Ron Paul understands that economic freedom leads to governmental freedom. The best way to spread the ideas of a Republic is to spread economic freedom. Look at what happened in South Korea. It was a repressive dictatorship for decades, but when that dictator toned down the managed economy of his country, the people's lives got better and they eventually overthrew their oppressors. The same almost happened in China in the early 90s, but failed. I do expect China to become a Republic is some form as the quality of living of middle-class Chinese goes up. When the Chinese finally realize that their government will not let them engage in true economic freedom, they will overthrow it in favor of one that will. The same happened to the United States back when we were colonies to the British. We had enough economic freedom to be prosperous for our time and when Great Britain tried to manage it, we rebelled and broke free.

But it came down to Ron Paul's foreign policy that contradicted my own. When Islamic radicals demonstrate a clear threat and constantly shout from whatever bunker they are in that they want to kill us, I want to kill them first. Ron Paul has advocated taking the troops out of Iraq and placing them on our borders.

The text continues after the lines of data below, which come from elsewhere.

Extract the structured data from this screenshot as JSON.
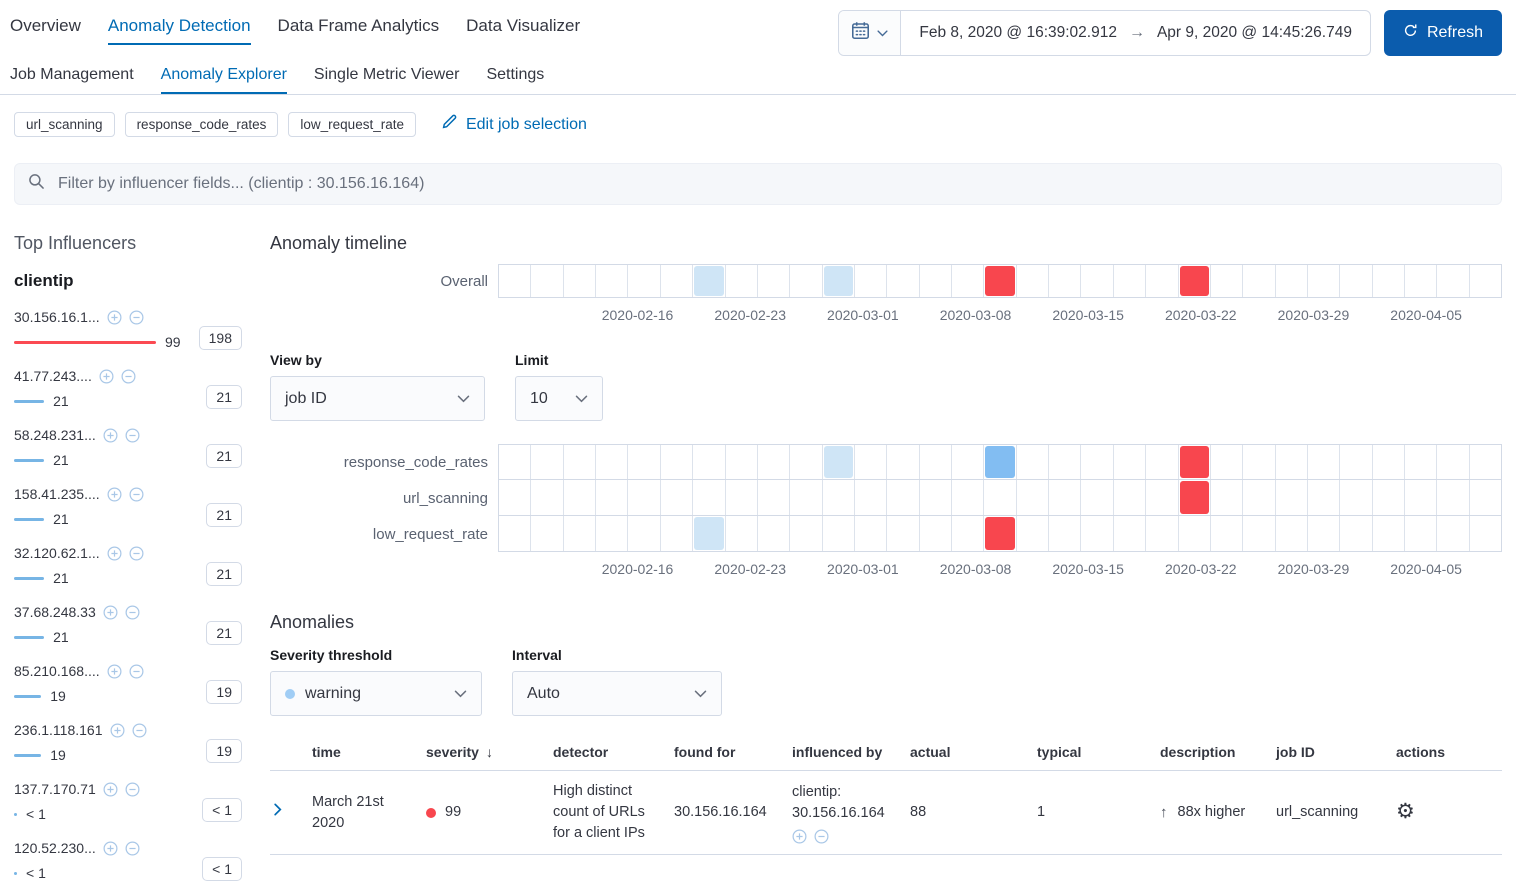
{
  "nav": {
    "tabs": [
      {
        "label": "Overview",
        "active": false
      },
      {
        "label": "Anomaly Detection",
        "active": true
      },
      {
        "label": "Data Frame Analytics",
        "active": false
      },
      {
        "label": "Data Visualizer",
        "active": false
      }
    ],
    "subtabs": [
      {
        "label": "Job Management",
        "active": false
      },
      {
        "label": "Anomaly Explorer",
        "active": true
      },
      {
        "label": "Single Metric Viewer",
        "active": false
      },
      {
        "label": "Settings",
        "active": false
      }
    ]
  },
  "datepicker": {
    "start": "Feb 8, 2020 @ 16:39:02.912",
    "end": "Apr 9, 2020 @ 14:45:26.749",
    "refresh_label": "Refresh"
  },
  "jobs": {
    "badges": [
      "url_scanning",
      "response_code_rates",
      "low_request_rate"
    ],
    "edit_label": "Edit job selection"
  },
  "filter": {
    "placeholder": "Filter by influencer fields... (clientip : 30.156.16.164)"
  },
  "influencers": {
    "title": "Top Influencers",
    "field": "clientip",
    "items": [
      {
        "label": "30.156.16.1...",
        "score": "99",
        "value": 99,
        "badge": "198",
        "color": "red"
      },
      {
        "label": "41.77.243....",
        "score": "21",
        "value": 21,
        "badge": "21",
        "color": "blue"
      },
      {
        "label": "58.248.231...",
        "score": "21",
        "value": 21,
        "badge": "21",
        "color": "blue"
      },
      {
        "label": "158.41.235....",
        "score": "21",
        "value": 21,
        "badge": "21",
        "color": "blue"
      },
      {
        "label": "32.120.62.1...",
        "score": "21",
        "value": 21,
        "badge": "21",
        "color": "blue"
      },
      {
        "label": "37.68.248.33",
        "score": "21",
        "value": 21,
        "badge": "21",
        "color": "blue"
      },
      {
        "label": "85.210.168....",
        "score": "19",
        "value": 19,
        "badge": "19",
        "color": "blue"
      },
      {
        "label": "236.1.118.161",
        "score": "19",
        "value": 19,
        "badge": "19",
        "color": "blue"
      },
      {
        "label": "137.7.170.71",
        "score": "< 1",
        "value": 0.5,
        "badge": "< 1",
        "color": "blue"
      },
      {
        "label": "120.52.230...",
        "score": "< 1",
        "value": 0.5,
        "badge": "< 1",
        "color": "blue"
      }
    ]
  },
  "timeline": {
    "title": "Anomaly timeline",
    "overall_label": "Overall",
    "cells_per_lane": 31,
    "ticks": [
      "2020-02-16",
      "2020-02-23",
      "2020-03-01",
      "2020-03-08",
      "2020-03-15",
      "2020-03-22",
      "2020-03-29",
      "2020-04-05"
    ],
    "overall_cells": [
      {
        "index": 6,
        "severity": "low"
      },
      {
        "index": 10,
        "severity": "low"
      },
      {
        "index": 15,
        "severity": "critical"
      },
      {
        "index": 21,
        "severity": "critical"
      }
    ],
    "view_by": {
      "label": "View by",
      "value": "job ID"
    },
    "limit": {
      "label": "Limit",
      "value": "10"
    },
    "lanes": [
      {
        "label": "response_code_rates",
        "cells": [
          {
            "index": 10,
            "severity": "low"
          },
          {
            "index": 15,
            "severity": "warning"
          },
          {
            "index": 21,
            "severity": "critical"
          }
        ]
      },
      {
        "label": "url_scanning",
        "cells": [
          {
            "index": 21,
            "severity": "critical"
          }
        ]
      },
      {
        "label": "low_request_rate",
        "cells": [
          {
            "index": 6,
            "severity": "low"
          },
          {
            "index": 15,
            "severity": "critical"
          }
        ]
      }
    ]
  },
  "anomalies": {
    "title": "Anomalies",
    "severity_threshold": {
      "label": "Severity threshold",
      "value": "warning"
    },
    "interval": {
      "label": "Interval",
      "value": "Auto"
    },
    "table": {
      "columns": [
        "time",
        "severity",
        "detector",
        "found for",
        "influenced by",
        "actual",
        "typical",
        "description",
        "job ID",
        "actions"
      ],
      "rows": [
        {
          "time": "March 21st 2020",
          "severity": "99",
          "detector": "High distinct count of URLs for a client IPs",
          "found_for": "30.156.16.164",
          "influenced_by": "clientip: 30.156.16.164",
          "actual": "88",
          "typical": "1",
          "description": "88x higher",
          "job_id": "url_scanning"
        }
      ]
    }
  },
  "icons": {
    "sort_desc": "↓",
    "arrow_up": "↑",
    "arrow_right": "→",
    "gear": "⚙"
  },
  "colors": {
    "link": "#006bb4",
    "button": "#0b5cad",
    "severity_critical": "#f8464e",
    "severity_warning": "#82bdf2",
    "severity_low": "#cfe5f6",
    "bar_red": "#fb4a52",
    "bar_blue": "#77b5e5"
  }
}
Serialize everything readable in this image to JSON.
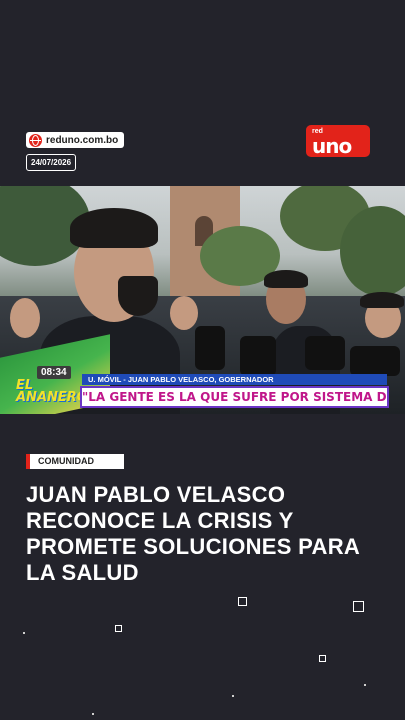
{
  "header": {
    "site": "reduno.com.bo",
    "date": "24/07/2026",
    "logo_small": "red",
    "logo_big": "uno"
  },
  "video": {
    "show_time": "08:34",
    "show_name": "EL ANANERO",
    "ticker_top": "U. MÓVIL - JUAN PABLO VELASCO, GOBERNADOR",
    "ticker_main": "\"LA GENTE ES LA QUE SUFRE POR SISTEMA DE SALUD\""
  },
  "article": {
    "category": "COMUNIDAD",
    "headline": "JUAN PABLO VELASCO RECONOCE LA CRISIS Y PROMETE SOLUCIONES PARA LA SALUD"
  },
  "colors": {
    "background": "#23232b",
    "brand_red": "#e2231a",
    "ticker_blue": "#1f4bb8",
    "ticker_magenta": "#c0168a"
  }
}
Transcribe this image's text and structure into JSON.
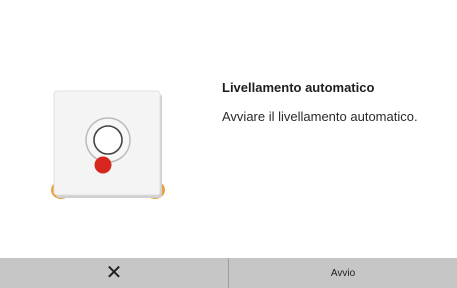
{
  "dialog": {
    "title": "Livellamento automatico",
    "message": "Avviare il livellamento automatico.",
    "illustration_icon": "auto-leveling-bed-icon"
  },
  "footer": {
    "cancel_icon": "close-icon",
    "cancel_glyph": "✕",
    "start_label": "Avvio"
  },
  "colors": {
    "background": "#ffffff",
    "footer_button": "#c6c6c6",
    "probe_red": "#d7261e",
    "bed_feet": "#e7a23a"
  }
}
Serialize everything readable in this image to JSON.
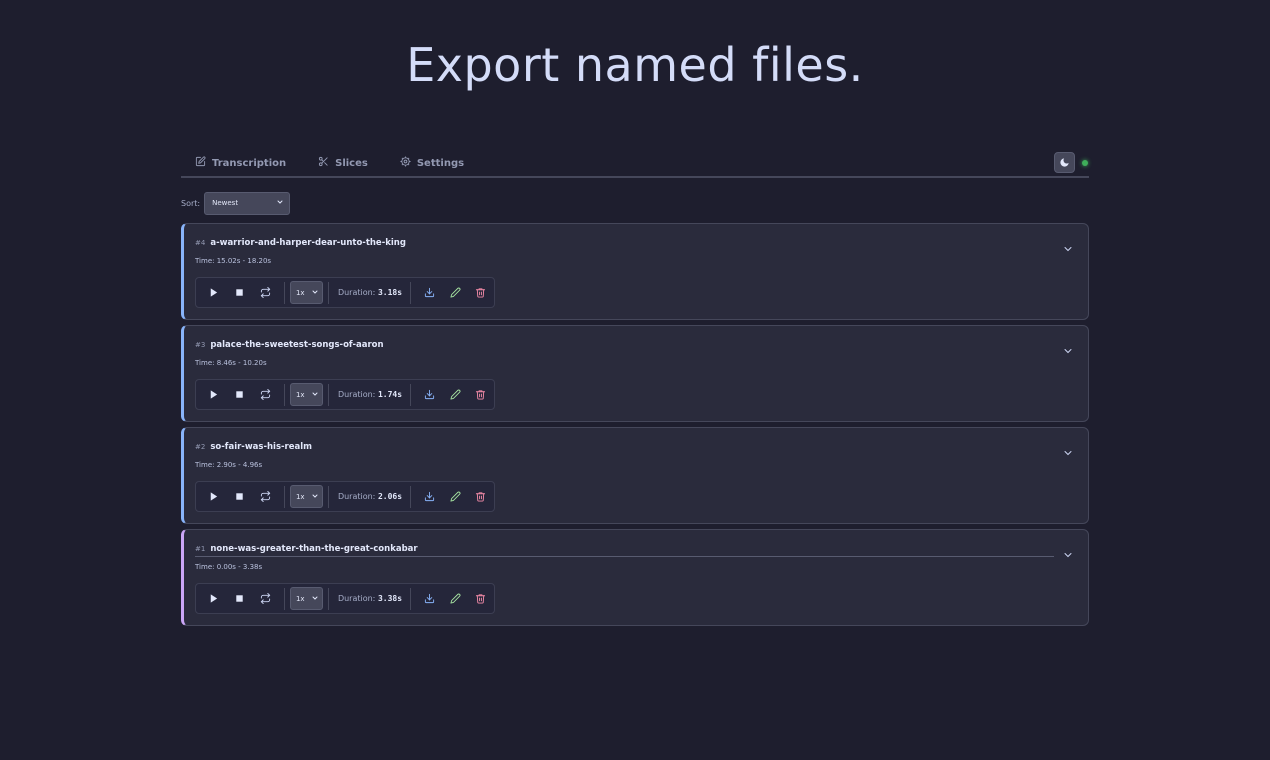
{
  "hero_title": "Export named files.",
  "tabs": [
    {
      "label": "Transcription",
      "icon": "edit-icon"
    },
    {
      "label": "Slices",
      "icon": "scissors-icon"
    },
    {
      "label": "Settings",
      "icon": "gear-icon"
    }
  ],
  "sort": {
    "label": "Sort:",
    "value": "Newest"
  },
  "colors": {
    "accent": "#89b4fa",
    "active_accent": "#cba6f7",
    "download": "#89b4fa",
    "rename": "#a6e3a1",
    "delete": "#f38ba8",
    "status": "#3fae5a"
  },
  "slices": [
    {
      "index": "#4",
      "name": "a-warrior-and-harper-dear-unto-the-king",
      "time": "Time: 15.02s - 18.20s",
      "speed": "1x",
      "duration_label": "Duration:",
      "duration": "3.18s"
    },
    {
      "index": "#3",
      "name": "palace-the-sweetest-songs-of-aaron",
      "time": "Time: 8.46s - 10.20s",
      "speed": "1x",
      "duration_label": "Duration:",
      "duration": "1.74s"
    },
    {
      "index": "#2",
      "name": "so-fair-was-his-realm",
      "time": "Time: 2.90s - 4.96s",
      "speed": "1x",
      "duration_label": "Duration:",
      "duration": "2.06s"
    },
    {
      "index": "#1",
      "name": "none-was-greater-than-the-great-conkabar",
      "time": "Time: 0.00s - 3.38s",
      "speed": "1x",
      "duration_label": "Duration:",
      "duration": "3.38s"
    }
  ]
}
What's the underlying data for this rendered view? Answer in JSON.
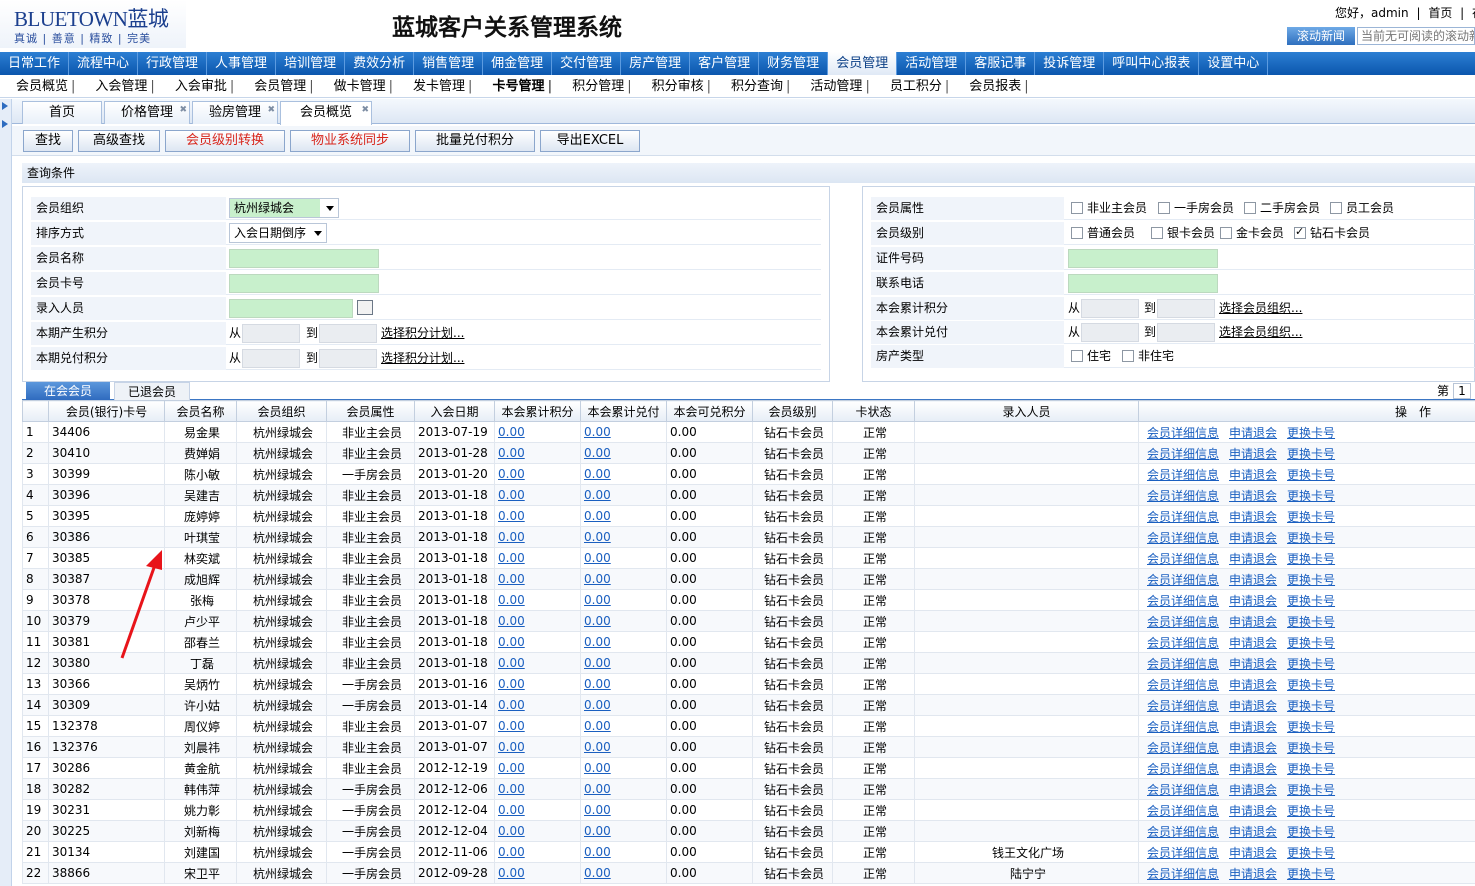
{
  "header": {
    "logo_main": "BLUETOWN蓝城",
    "logo_tagline": "真诚 | 善意 | 精致 | 完美",
    "system_title": "蓝城客户关系管理系统",
    "greeting": "您好，admin",
    "home_link": "首页",
    "extra_link": "在线",
    "news_button": "滚动新闻",
    "news_text": "当前无可阅读的滚动新闻"
  },
  "main_nav": [
    "日常工作",
    "流程中心",
    "行政管理",
    "人事管理",
    "培训管理",
    "费效分析",
    "销售管理",
    "佣金管理",
    "交付管理",
    "房产管理",
    "客户管理",
    "财务管理",
    "会员管理",
    "活动管理",
    "客服记事",
    "投诉管理",
    "呼叫中心报表",
    "设置中心"
  ],
  "main_nav_active": "会员管理",
  "sub_nav": [
    "会员概览",
    "入会管理",
    "入会审批",
    "会员管理",
    "做卡管理",
    "发卡管理",
    "卡号管理",
    "积分管理",
    "积分审核",
    "积分查询",
    "活动管理",
    "员工积分",
    "会员报表"
  ],
  "sub_nav_bold": "卡号管理",
  "page_tabs": [
    "首页",
    "价格管理",
    "验房管理",
    "会员概览"
  ],
  "page_tab_active": "会员概览",
  "toolbar": {
    "search": "查找",
    "advanced_search": "高级查找",
    "level_convert": "会员级别转换",
    "property_sync": "物业系统同步",
    "batch_redeem": "批量兑付积分",
    "export_excel": "导出EXCEL"
  },
  "query": {
    "title": "查询条件",
    "left": {
      "org_label": "会员组织",
      "org_value": "杭州绿城会",
      "sort_label": "排序方式",
      "sort_value": "入会日期倒序",
      "name_label": "会员名称",
      "card_label": "会员卡号",
      "entry_label": "录入人员",
      "period_points_label": "本期产生积分",
      "period_redeem_label": "本期兑付积分",
      "from": "从",
      "to": "到",
      "select_plan": "选择积分计划..."
    },
    "right": {
      "attr_label": "会员属性",
      "attr_options": [
        "非业主会员",
        "一手房会员",
        "二手房会员",
        "员工会员"
      ],
      "level_label": "会员级别",
      "level_options": [
        "普通会员",
        "银卡会员",
        "金卡会员",
        "钻石卡会员"
      ],
      "level_checked": "钻石卡会员",
      "id_label": "证件号码",
      "phone_label": "联系电话",
      "total_points_label": "本会累计积分",
      "total_redeem_label": "本会累计兑付",
      "from": "从",
      "to": "到",
      "select_org": "选择会员组织...",
      "property_type_label": "房产类型",
      "property_options": [
        "住宅",
        "非住宅"
      ]
    }
  },
  "member_tabs": [
    "在会会员",
    "已退会员"
  ],
  "member_tab_active": "在会会员",
  "pager": {
    "label": "第",
    "page": "1"
  },
  "table": {
    "columns": [
      "",
      "会员(银行)卡号",
      "会员名称",
      "会员组织",
      "会员属性",
      "入会日期",
      "本会累计积分",
      "本会累计兑付",
      "本会可兑积分",
      "会员级别",
      "卡状态",
      "录入人员",
      "操　作"
    ],
    "op_links": [
      "会员详细信息",
      "申请退会",
      "更换卡号"
    ],
    "rows": [
      [
        "1",
        "34406",
        "易金果",
        "杭州绿城会",
        "非业主会员",
        "2013-07-19",
        "0.00",
        "0.00",
        "0.00",
        "钻石卡会员",
        "正常",
        ""
      ],
      [
        "2",
        "30410",
        "费婵娟",
        "杭州绿城会",
        "非业主会员",
        "2013-01-28",
        "0.00",
        "0.00",
        "0.00",
        "钻石卡会员",
        "正常",
        ""
      ],
      [
        "3",
        "30399",
        "陈小敏",
        "杭州绿城会",
        "一手房会员",
        "2013-01-20",
        "0.00",
        "0.00",
        "0.00",
        "钻石卡会员",
        "正常",
        ""
      ],
      [
        "4",
        "30396",
        "吴建吉",
        "杭州绿城会",
        "非业主会员",
        "2013-01-18",
        "0.00",
        "0.00",
        "0.00",
        "钻石卡会员",
        "正常",
        ""
      ],
      [
        "5",
        "30395",
        "庞婷婷",
        "杭州绿城会",
        "非业主会员",
        "2013-01-18",
        "0.00",
        "0.00",
        "0.00",
        "钻石卡会员",
        "正常",
        ""
      ],
      [
        "6",
        "30386",
        "叶琪莹",
        "杭州绿城会",
        "非业主会员",
        "2013-01-18",
        "0.00",
        "0.00",
        "0.00",
        "钻石卡会员",
        "正常",
        ""
      ],
      [
        "7",
        "30385",
        "林奕斌",
        "杭州绿城会",
        "非业主会员",
        "2013-01-18",
        "0.00",
        "0.00",
        "0.00",
        "钻石卡会员",
        "正常",
        ""
      ],
      [
        "8",
        "30387",
        "成旭辉",
        "杭州绿城会",
        "非业主会员",
        "2013-01-18",
        "0.00",
        "0.00",
        "0.00",
        "钻石卡会员",
        "正常",
        ""
      ],
      [
        "9",
        "30378",
        "张梅",
        "杭州绿城会",
        "非业主会员",
        "2013-01-18",
        "0.00",
        "0.00",
        "0.00",
        "钻石卡会员",
        "正常",
        ""
      ],
      [
        "10",
        "30379",
        "卢少平",
        "杭州绿城会",
        "非业主会员",
        "2013-01-18",
        "0.00",
        "0.00",
        "0.00",
        "钻石卡会员",
        "正常",
        ""
      ],
      [
        "11",
        "30381",
        "邵春兰",
        "杭州绿城会",
        "非业主会员",
        "2013-01-18",
        "0.00",
        "0.00",
        "0.00",
        "钻石卡会员",
        "正常",
        ""
      ],
      [
        "12",
        "30380",
        "丁磊",
        "杭州绿城会",
        "非业主会员",
        "2013-01-18",
        "0.00",
        "0.00",
        "0.00",
        "钻石卡会员",
        "正常",
        ""
      ],
      [
        "13",
        "30366",
        "吴炳竹",
        "杭州绿城会",
        "一手房会员",
        "2013-01-16",
        "0.00",
        "0.00",
        "0.00",
        "钻石卡会员",
        "正常",
        ""
      ],
      [
        "14",
        "30309",
        "许小姑",
        "杭州绿城会",
        "一手房会员",
        "2013-01-14",
        "0.00",
        "0.00",
        "0.00",
        "钻石卡会员",
        "正常",
        ""
      ],
      [
        "15",
        "132378",
        "周仪婷",
        "杭州绿城会",
        "非业主会员",
        "2013-01-07",
        "0.00",
        "0.00",
        "0.00",
        "钻石卡会员",
        "正常",
        ""
      ],
      [
        "16",
        "132376",
        "刘晨祎",
        "杭州绿城会",
        "非业主会员",
        "2013-01-07",
        "0.00",
        "0.00",
        "0.00",
        "钻石卡会员",
        "正常",
        ""
      ],
      [
        "17",
        "30286",
        "黄金航",
        "杭州绿城会",
        "非业主会员",
        "2012-12-19",
        "0.00",
        "0.00",
        "0.00",
        "钻石卡会员",
        "正常",
        ""
      ],
      [
        "18",
        "30282",
        "韩伟萍",
        "杭州绿城会",
        "一手房会员",
        "2012-12-06",
        "0.00",
        "0.00",
        "0.00",
        "钻石卡会员",
        "正常",
        ""
      ],
      [
        "19",
        "30231",
        "姚力彰",
        "杭州绿城会",
        "一手房会员",
        "2012-12-04",
        "0.00",
        "0.00",
        "0.00",
        "钻石卡会员",
        "正常",
        ""
      ],
      [
        "20",
        "30225",
        "刘新梅",
        "杭州绿城会",
        "一手房会员",
        "2012-12-04",
        "0.00",
        "0.00",
        "0.00",
        "钻石卡会员",
        "正常",
        ""
      ],
      [
        "21",
        "30134",
        "刘建国",
        "杭州绿城会",
        "一手房会员",
        "2012-11-06",
        "0.00",
        "0.00",
        "0.00",
        "钻石卡会员",
        "正常",
        "钱王文化广场"
      ],
      [
        "22",
        "38866",
        "宋卫平",
        "杭州绿城会",
        "一手房会员",
        "2012-09-28",
        "0.00",
        "0.00",
        "0.00",
        "钻石卡会员",
        "正常",
        "陆宁宁"
      ]
    ]
  },
  "colors": {
    "nav_blue": "#0b56ad",
    "link_blue": "#1a5fc0",
    "input_green": "#c8f0cc",
    "alert_red": "#d8261c",
    "annotation_red": "#e8141a"
  }
}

At first I was opposed to this. I thought that Iraq needed to be seen through. But now I think we are in a position to remove troops from Iraq completely and things will be fine there. The Iraqis, by and large, do not like tyranny anymore than we do (for the most part) now that they have tasted freedom. Two or three years ago, I would have said that we need to stay in Iraq, but now things have changed there for the better.

I think my main reason for support of Ron Paul is because of his support of limited government. I think this stance is more important than any war, since we are not engaged in total war with Islamic radicals. The oversized and overfunded government we are living under is a larger threat to freedom and prosperity than a couple of guys who will crash planes into some towers. If you don't see it that way, then that's OK. I used to believe that too. But the more I see how the government behaves and reacts, I know there are larger forces and threats out there than Islamic terrorism. What good is a defeated enemy when we have lost our property rights and all our communication is monitored by a computer system? What good is a defeated enemy when our sovereignty is spat upon by illegal aliens and the politicians who clearly support them? What good is democracy when the government can be whored out like Absalom did back in the days of Israel?

I tell you, these are things which we need to continually address. Otherwise, a subtle form of tyranny sets in and we won't even notice.